The celebrated French author and mathematician, Blaise Pascal, reproached the society for having compromised the Augustinian doctrine of God’s grace and led their penitents into moral laxity. Through the first two hundred years of its history, the society was adorned with many saints whose missionary labors were prodigious and who gave their lives for the Gospel and for the unity of the Church. Undoubtedly, the Jesuits struck fear into the hearts of Protestants and secular enemies of the Church.
In 1773, under huge pressure from so-called “Enlightened” despots then ruling Catholic Europe, Pope Clement XIV (a Franciscan) “forever annulled and extinguished” the Society of Jesus. In the period following their dissolution, certain theological positions dear to the Jesuits but less congenial to the more traditional schools sank beneath the waves, and in the words of Francis Sullivan, SJ, “hardly any Catholic theologians dared to question the traditional teaching.”
And yet, in 1814, in the wake of Napoleon’s defeat and abdication, Pius VII revived the Society, its dissolution being associated with the secularism that climaxed in the French Revolution.
“The public is practically unaware of the overwhelming responsibility carried by the Vatican and its Jesuits in the start of the two world wars — a situation which may be explained in part by the gigantic finances at the disposition of the Vatican and its Jesuits, giving them power in so many spheres, especially since the last conflict.” Edmond Paris
While the scale of the hostility among Catholics that existed before the dissolution did not revive, there remained a strong resistance to the appointment of Jesuits to senior positions in the Roman Curia, and to the election of a Jesuit as pope. The Jesuits in fact promise to spurn high ecclesial office unless compelled to accept it under obedience.
But in these days, concerns have been raised that, the ultimate glass ceiling having been broken, with a Jesuit upon the throne of St. Peter, all the lesser bastions are also giving way, or rather being given away.
In the wake of the Second Vatican Council, the Jesuits have become stalwarts of the new liberal conception of Catholicism and the hostility of former centuries among more conservative and traditional clergy, laity and religious has revived. Like the medieval tale of Prester John, the legend of the good Jesuit endures in the hearts of the faithful.
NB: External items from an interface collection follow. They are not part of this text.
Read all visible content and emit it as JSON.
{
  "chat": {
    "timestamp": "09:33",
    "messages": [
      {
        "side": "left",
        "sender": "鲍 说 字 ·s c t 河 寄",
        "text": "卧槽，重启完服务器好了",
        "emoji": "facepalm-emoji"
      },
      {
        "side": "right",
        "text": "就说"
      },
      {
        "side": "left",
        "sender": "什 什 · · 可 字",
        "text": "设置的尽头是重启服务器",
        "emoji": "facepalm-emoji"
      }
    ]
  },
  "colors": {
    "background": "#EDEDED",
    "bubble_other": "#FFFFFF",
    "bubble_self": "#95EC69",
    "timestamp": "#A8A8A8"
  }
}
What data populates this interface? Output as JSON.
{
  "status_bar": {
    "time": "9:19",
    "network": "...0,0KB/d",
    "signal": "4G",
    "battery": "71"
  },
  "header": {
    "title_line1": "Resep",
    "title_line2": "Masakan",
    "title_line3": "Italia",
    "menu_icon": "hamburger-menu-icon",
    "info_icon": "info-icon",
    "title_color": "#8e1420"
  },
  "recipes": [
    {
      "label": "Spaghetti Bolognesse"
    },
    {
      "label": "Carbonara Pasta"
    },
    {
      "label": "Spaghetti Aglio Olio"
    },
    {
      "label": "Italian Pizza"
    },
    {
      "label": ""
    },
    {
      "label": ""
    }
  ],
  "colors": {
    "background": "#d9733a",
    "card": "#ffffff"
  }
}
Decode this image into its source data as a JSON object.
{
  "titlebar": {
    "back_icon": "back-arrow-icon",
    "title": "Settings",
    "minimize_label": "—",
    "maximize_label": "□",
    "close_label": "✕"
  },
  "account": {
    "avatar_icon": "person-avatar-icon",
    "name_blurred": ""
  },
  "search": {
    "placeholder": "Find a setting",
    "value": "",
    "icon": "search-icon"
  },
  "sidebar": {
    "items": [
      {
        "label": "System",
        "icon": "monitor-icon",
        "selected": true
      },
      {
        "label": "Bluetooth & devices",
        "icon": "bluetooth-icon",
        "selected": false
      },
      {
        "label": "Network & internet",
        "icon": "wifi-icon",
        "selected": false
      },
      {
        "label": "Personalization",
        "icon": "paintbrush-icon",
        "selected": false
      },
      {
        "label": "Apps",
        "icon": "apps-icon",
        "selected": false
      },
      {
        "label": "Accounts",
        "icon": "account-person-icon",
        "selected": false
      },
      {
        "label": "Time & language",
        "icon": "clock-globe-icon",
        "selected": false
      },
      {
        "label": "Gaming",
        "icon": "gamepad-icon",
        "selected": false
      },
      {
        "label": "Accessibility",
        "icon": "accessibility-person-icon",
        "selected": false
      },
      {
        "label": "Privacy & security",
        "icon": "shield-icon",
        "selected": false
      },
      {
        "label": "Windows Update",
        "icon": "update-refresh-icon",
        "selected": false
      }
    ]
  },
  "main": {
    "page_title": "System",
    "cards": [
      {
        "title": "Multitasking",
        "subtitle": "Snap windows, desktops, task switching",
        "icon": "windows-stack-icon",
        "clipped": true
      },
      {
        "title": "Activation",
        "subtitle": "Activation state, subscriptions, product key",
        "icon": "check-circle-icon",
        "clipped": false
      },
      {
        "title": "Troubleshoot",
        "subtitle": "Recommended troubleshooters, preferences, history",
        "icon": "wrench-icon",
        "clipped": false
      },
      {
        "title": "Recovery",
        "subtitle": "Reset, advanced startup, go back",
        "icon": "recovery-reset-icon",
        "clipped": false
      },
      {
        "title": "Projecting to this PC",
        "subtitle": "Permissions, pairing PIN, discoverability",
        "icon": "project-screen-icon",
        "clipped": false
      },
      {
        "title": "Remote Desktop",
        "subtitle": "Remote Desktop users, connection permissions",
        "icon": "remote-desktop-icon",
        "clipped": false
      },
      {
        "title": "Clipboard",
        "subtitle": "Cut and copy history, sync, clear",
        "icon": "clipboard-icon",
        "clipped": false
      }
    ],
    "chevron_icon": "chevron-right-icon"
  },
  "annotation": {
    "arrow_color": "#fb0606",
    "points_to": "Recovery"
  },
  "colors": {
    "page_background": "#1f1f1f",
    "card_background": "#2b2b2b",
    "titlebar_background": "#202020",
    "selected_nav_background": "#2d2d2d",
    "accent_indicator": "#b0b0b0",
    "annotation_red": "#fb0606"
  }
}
Over the next hill and around the next bend he must exist, prostrated somewhere in a cave doing penance for the latest article of James Martin, with copious tears.
Journalist Joshua McElwee, Vatican correspondent for the National Catholic Reporter (NCR), has observed an increasing flow of Jesuits into prominent positions in the Roman Curia under Pope Francis. The Society’s formidable reputation has in the past created a general reluctance to concede to them the commanding heights of the papal administration. But now, McElwee alleges, that age is past. McElwee argues that a number of significant appointments under Francis, including the recent pick of Spanish Jesuit Father Antonio Guerrero Alves as prefect of the Secretariat for the Economy, a post held until recently by Cardinal George Pell, have raised Jesuits to positions never before held in the Roman Curia.
Until now, Fr. Guerrero has served as Councilor to the Society’s Superior General, Fr. Arturo Sosa, and has overseen Jesuit houses in Rome, including the Gregorian, the Biblicum and the Pontifical Oriental Institute. In an interview with Vatican News following Guerrero’s appointment, Fr. Sosa said he asked the Pope that the appointment “not be associated with the episcopate,” so that Fr. Guerrero, 60, could “return, after finishing his mission, to his normal life as a Jesuit.”
According to McElwee’s reckoning, the only Jesuit ever previously to have held the rank of prefect in Rome was the late German Cardinal Augustin Bea, who “headed the Secretariat for Promoting Christian Unity under Popes John XXIII and Paul VI from 1960-68.” One NCR source called Pope Francis’s choices “an anomaly and certainly not traditional,” while another argued that it is only natural for a pope to appoint “like-minded” men who “fit the model.”